I knew there were women out there, just like me, who had no clue yet what they were capable of, or only just realising they actually have what it takes… right there, lying dormant, hidden inside themselves!

And so, I create beautiful, bold statement art; Exquisitely unique paintings of strong and confident women, each with their own narrative and vivacious empowering energy upon the canvas, so they can never forget their own.

Prea

Lisa: What is your most recent piece of art that you have enjoyed working on the most?

Tanya:

Brielle

“She is not of this world. She was conceived from a golden heart of divinity and born of love, light and wisdom. In peace she will guide us and from the very core of her being she will show us the way.” – ‘Brielle’ ATMR

Name

In French, the name Brielle means exalted Goddess.

Totems

A Heart Of Gold. One who is described as having a heart of gold is a person with a rich heart; rich being defined as being full of love, faith and good values.

The heart is the symbolic centre of our being. The heart represents the very core of life and the embodiment of love itself.

Gold is most often defined as the colour of extravagance pertaining to monetary value, however, gold is more so associated with wealth and riches in connection with illumination, love, compassion, courage, passion, magic, and wisdom.

After working for the past 18 months on large scale mixed media pieces, smaller,  acrylic artworks are a breath of fresh air. There is less stuff going on within and outside of the work. On top of that, I just have this feeling there is something a little different about Brielle that is unlike any of my other work. I just can’t quite put my finger on it yet.

Briana

Lisa: Who are a few artists/people that really inspire you right now, and why?

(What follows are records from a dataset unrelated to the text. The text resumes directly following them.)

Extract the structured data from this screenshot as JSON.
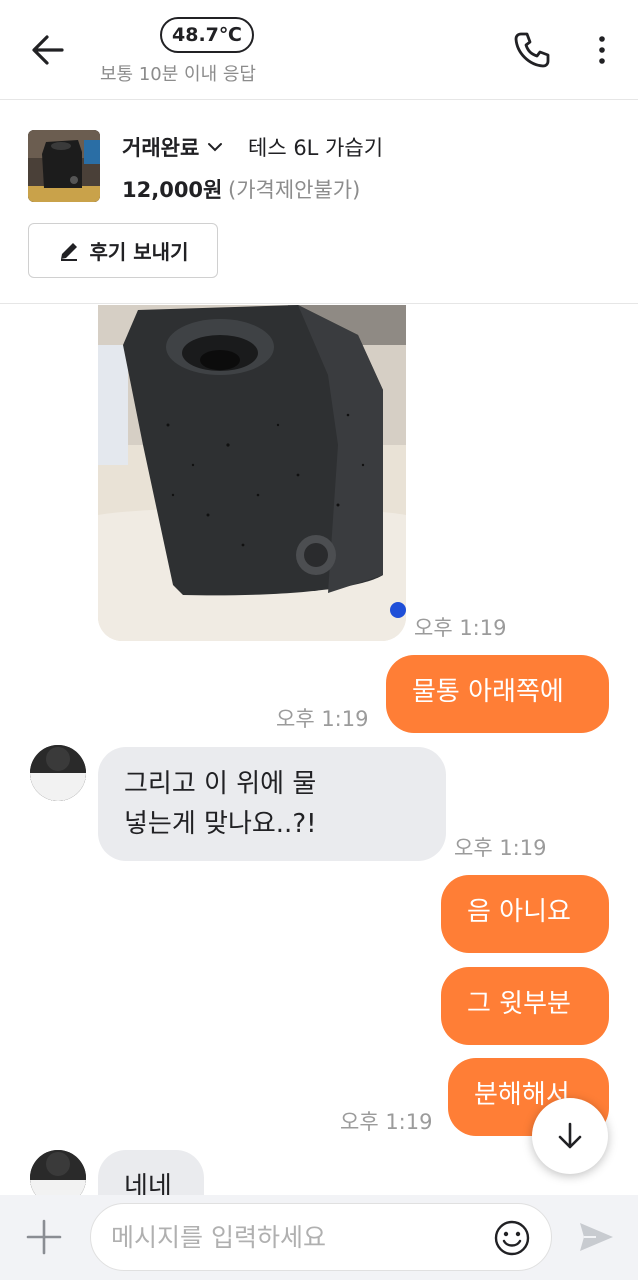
{
  "header": {
    "manner_temp": "48.7℃",
    "response_time": "보통 10분 이내 응답"
  },
  "product": {
    "status": "거래완료",
    "name": "테스 6L 가습기",
    "price": "12,000원",
    "price_note": "(가격제안불가)",
    "review_button": "후기 보내기"
  },
  "messages": {
    "photo_time": "오후 1:19",
    "m1_text": "물통 아래쪽에",
    "m1_time": "오후 1:19",
    "m2_line1": "그리고 이 위에 물",
    "m2_line2": "넣는게 맞나요..?!",
    "m2_time": "오후 1:19",
    "m3_text": "음 아니요",
    "m4_text": "그 윗부분",
    "m5_text": "분해해서",
    "m5_time": "오후 1:19",
    "m6_text": "네네"
  },
  "input": {
    "placeholder": "메시지를 입력하세요"
  },
  "colors": {
    "accent": "#ff7e36",
    "incoming_bubble": "#eaebee",
    "muted_text": "#9b9b9b"
  },
  "icons": [
    "back-arrow-icon",
    "phone-icon",
    "more-vertical-icon",
    "chevron-down-icon",
    "pencil-icon",
    "arrow-down-icon",
    "plus-icon",
    "emoji-icon",
    "send-icon"
  ]
}
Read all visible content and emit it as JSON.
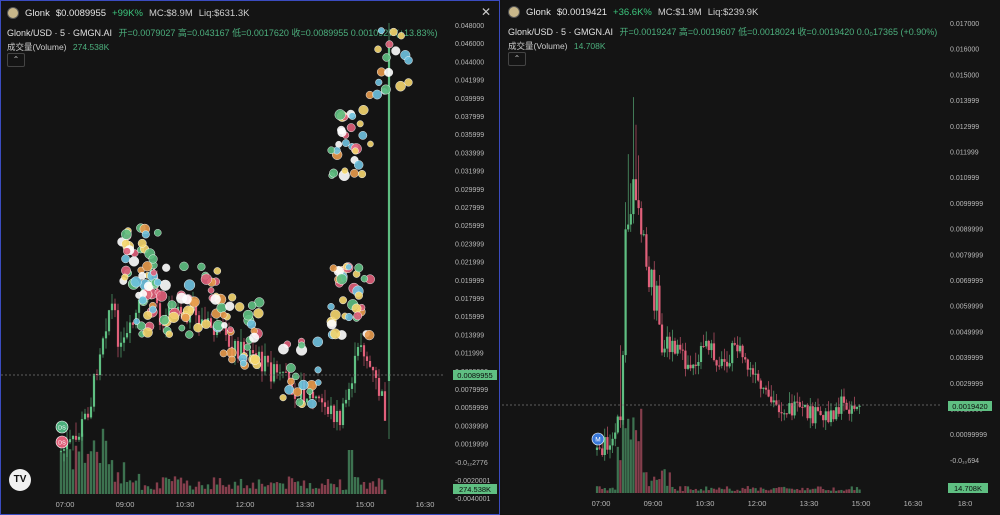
{
  "left": {
    "token": "Glonk",
    "price": "$0.0089955",
    "change": "+99K%",
    "mc": "MC:$8.9M",
    "liq": "Liq:$631.3K",
    "symbol": "Glonk/USD · 5 · GMGN.AI",
    "ohlc": "开=0.0079027 高=0.043167 低=0.0017620 收=0.0089955 0.0010927 (+13.83%)",
    "volume_label": "成交量(Volume)",
    "volume_value": "274.538K",
    "price_tag": "0.0089955",
    "volume_tag": "274.538K",
    "close": "✕",
    "collapse": "⌃",
    "y_ticks": [
      "0.048000",
      "0.046000",
      "0.044000",
      "0.041999",
      "0.039999",
      "0.037999",
      "0.035999",
      "0.033999",
      "0.031999",
      "0.029999",
      "0.027999",
      "0.025999",
      "0.023999",
      "0.021999",
      "0.019999",
      "0.017999",
      "0.015999",
      "0.013999",
      "0.011999",
      "0.0099999",
      "0.0079999",
      "0.0059999",
      "0.0039999",
      "0.0019999",
      "-0.0₁₂2776",
      "-0.0020001",
      "-0.0040001"
    ],
    "x_ticks": [
      "07:00",
      "09:00",
      "10:30",
      "12:00",
      "13:30",
      "15:00",
      "16:30"
    ],
    "markers": [
      "DS",
      "DS"
    ],
    "tv_logo": "TV"
  },
  "right": {
    "token": "Glonk",
    "price": "$0.0019421",
    "change": "+36.6K%",
    "mc": "MC:$1.9M",
    "liq": "Liq:$239.9K",
    "symbol": "Glonk/USD · 5 · GMGN.AI",
    "ohlc": "开=0.0019247 高=0.0019607 低=0.0018024 收=0.0019420 0.0₀17365 (+0.90%)",
    "volume_label": "成交量(Volume)",
    "volume_value": "14.708K",
    "price_tag": "0.0019420",
    "volume_tag": "14.708K",
    "collapse": "⌃",
    "y_ticks": [
      "0.017000",
      "0.016000",
      "0.015000",
      "0.013999",
      "0.012999",
      "0.011999",
      "0.010999",
      "0.0099999",
      "0.0089999",
      "0.0079999",
      "0.0069999",
      "0.0059999",
      "0.0049999",
      "0.0039999",
      "0.0029999",
      "0.0019999",
      "0.00099999",
      "-0.0₁₀694",
      "-0.0010001"
    ],
    "x_ticks": [
      "07:00",
      "09:00",
      "10:30",
      "12:00",
      "13:30",
      "15:00",
      "16:30",
      "18:0"
    ],
    "marker": "M"
  },
  "colors": {
    "up": "#5fbf82",
    "down": "#e0607a",
    "accent": "#3b4cc0",
    "tag": "#5fbf82"
  }
}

This is the question I always dread. To be honest, for most of my life I never knew a great deal at all about art history or artists themselves, living or dead (except Picasso. Everyone knew who Picasso was right?). And although I now have a broader scope on it all, I still cannot choose favourites! I absolutely love browsing through art – all kinds of art by all kinds of artists, past and present. In fact,  I have recently begun a blog She is Art. (www.artisttanyamariereeves.com/blog) first and foremost celebrates celebrating female artists of our time by highlighting and sharing their incredibly unique artwork. Plus… Never forget the men in our lives, each month raising a toast to a talented male artist. Because there are just so many extraordinary artists out there!

Aubrey

Lisa: Do you see your art as serving a purpose beyond art?

Tanya: Yes for sure! My original art will feed your mind and open your heart with its own unique energy. Every day it will motivate, stimulate and ignite your deepest desires… and it will look fucking fantastic while doing it!

Lala

Lisa: Are there any upcoming shows or workshops we should know about?

Tanya: I am always working on something new in the studio and I can never wait until I have finished creating an entire series before I reveal the finished original artwork, so you should always be on the lookout!

In between studio time, currently, I am adding Limited Edition Print, Open Print and Product purchase options into my online gallery! There is at least one new addition each week regarding both original arts which are available for acquisition and for those which have previously sold.

Lola

Lisa: What are you currently working on, and what’s next for you?

Tanya: I am working on a smaller body of work, about 76 x 76cm per artwork, which is yet to be named: I really like to keep smaller works simple and striking, not overindulged with mixed media and texture, so each artwork in the series will be acrylic on calico on stretched canvas. “Brielle” (above) being the first in line.  My desire is to make an explosive statement with this body of work and bring some of that bold, fierce block colour and strong contrast back into my art, which was once a dominant signature of my style.

To find out more about Tanya and her art, please check:

Website

Instagram

Facebook

Thank you!

 

 

Leave a Reply

Your email address will not be published.